Records from a data source

--- START ---

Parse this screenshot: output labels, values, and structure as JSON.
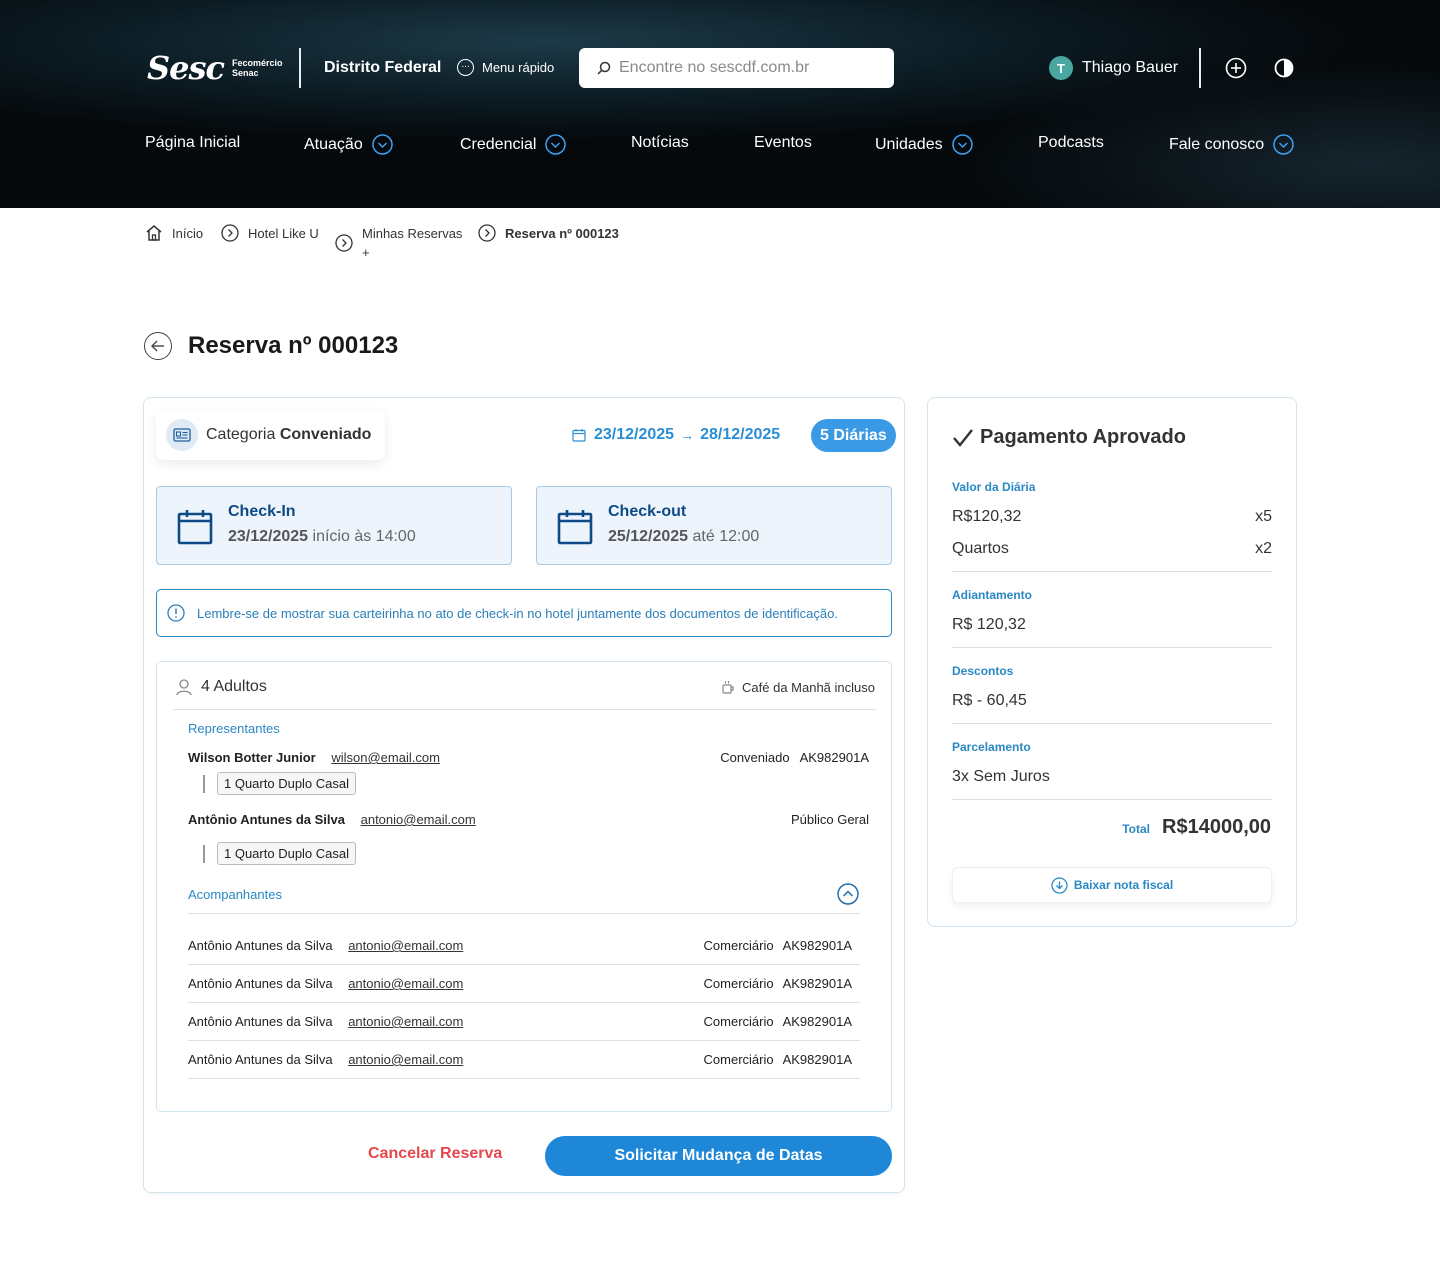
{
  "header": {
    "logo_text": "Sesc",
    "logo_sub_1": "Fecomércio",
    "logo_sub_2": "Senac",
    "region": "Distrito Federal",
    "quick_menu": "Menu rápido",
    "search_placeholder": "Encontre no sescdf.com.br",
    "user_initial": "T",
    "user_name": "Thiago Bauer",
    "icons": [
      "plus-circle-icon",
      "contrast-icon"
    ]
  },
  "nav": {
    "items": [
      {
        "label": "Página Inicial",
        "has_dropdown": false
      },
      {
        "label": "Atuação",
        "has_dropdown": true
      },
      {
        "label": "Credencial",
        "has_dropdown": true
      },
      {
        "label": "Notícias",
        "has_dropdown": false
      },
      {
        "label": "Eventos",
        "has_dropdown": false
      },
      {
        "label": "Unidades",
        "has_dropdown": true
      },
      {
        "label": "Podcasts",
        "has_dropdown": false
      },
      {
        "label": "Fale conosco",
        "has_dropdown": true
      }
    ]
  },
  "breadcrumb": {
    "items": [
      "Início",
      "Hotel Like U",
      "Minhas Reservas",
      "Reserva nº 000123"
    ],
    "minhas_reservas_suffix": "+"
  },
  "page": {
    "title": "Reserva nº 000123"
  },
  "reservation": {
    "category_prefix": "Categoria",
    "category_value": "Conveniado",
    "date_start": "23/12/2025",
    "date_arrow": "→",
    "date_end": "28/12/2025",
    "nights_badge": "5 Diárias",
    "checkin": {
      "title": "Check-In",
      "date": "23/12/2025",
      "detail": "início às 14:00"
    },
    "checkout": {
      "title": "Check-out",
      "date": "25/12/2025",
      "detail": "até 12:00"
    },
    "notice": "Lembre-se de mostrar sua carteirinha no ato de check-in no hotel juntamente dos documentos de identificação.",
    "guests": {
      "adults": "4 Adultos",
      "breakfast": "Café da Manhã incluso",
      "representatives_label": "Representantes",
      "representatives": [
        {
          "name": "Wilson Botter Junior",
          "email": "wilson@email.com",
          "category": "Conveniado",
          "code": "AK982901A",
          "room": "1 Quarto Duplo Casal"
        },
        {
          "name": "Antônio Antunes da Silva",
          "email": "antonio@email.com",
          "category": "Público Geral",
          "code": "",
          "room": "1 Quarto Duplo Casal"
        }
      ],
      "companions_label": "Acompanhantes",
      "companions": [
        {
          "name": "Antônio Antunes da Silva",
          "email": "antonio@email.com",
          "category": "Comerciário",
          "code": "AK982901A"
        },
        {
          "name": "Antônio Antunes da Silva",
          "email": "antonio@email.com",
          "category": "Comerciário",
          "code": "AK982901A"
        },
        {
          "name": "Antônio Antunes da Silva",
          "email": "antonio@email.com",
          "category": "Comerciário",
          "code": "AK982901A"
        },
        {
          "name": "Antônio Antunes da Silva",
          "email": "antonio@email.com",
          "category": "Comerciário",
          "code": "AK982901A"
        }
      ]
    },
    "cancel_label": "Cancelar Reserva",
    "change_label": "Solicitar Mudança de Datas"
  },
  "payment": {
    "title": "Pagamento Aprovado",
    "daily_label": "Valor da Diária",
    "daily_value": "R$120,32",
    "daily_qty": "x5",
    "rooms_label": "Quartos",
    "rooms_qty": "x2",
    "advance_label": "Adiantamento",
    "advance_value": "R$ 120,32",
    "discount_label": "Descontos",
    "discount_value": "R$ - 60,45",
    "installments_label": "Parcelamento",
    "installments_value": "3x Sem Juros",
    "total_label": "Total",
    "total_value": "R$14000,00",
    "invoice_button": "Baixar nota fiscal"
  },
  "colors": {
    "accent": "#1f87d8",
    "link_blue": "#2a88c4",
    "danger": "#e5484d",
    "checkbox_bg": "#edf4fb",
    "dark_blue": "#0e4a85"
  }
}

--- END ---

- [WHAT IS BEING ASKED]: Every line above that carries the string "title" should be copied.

- [SOLUTION FOR THIS EXERCISE]:
    "title": "Reserva nº 000123"
      "title": "Check-In",
      "title": "Check-out",
    "title": "Pagamento Aprovado",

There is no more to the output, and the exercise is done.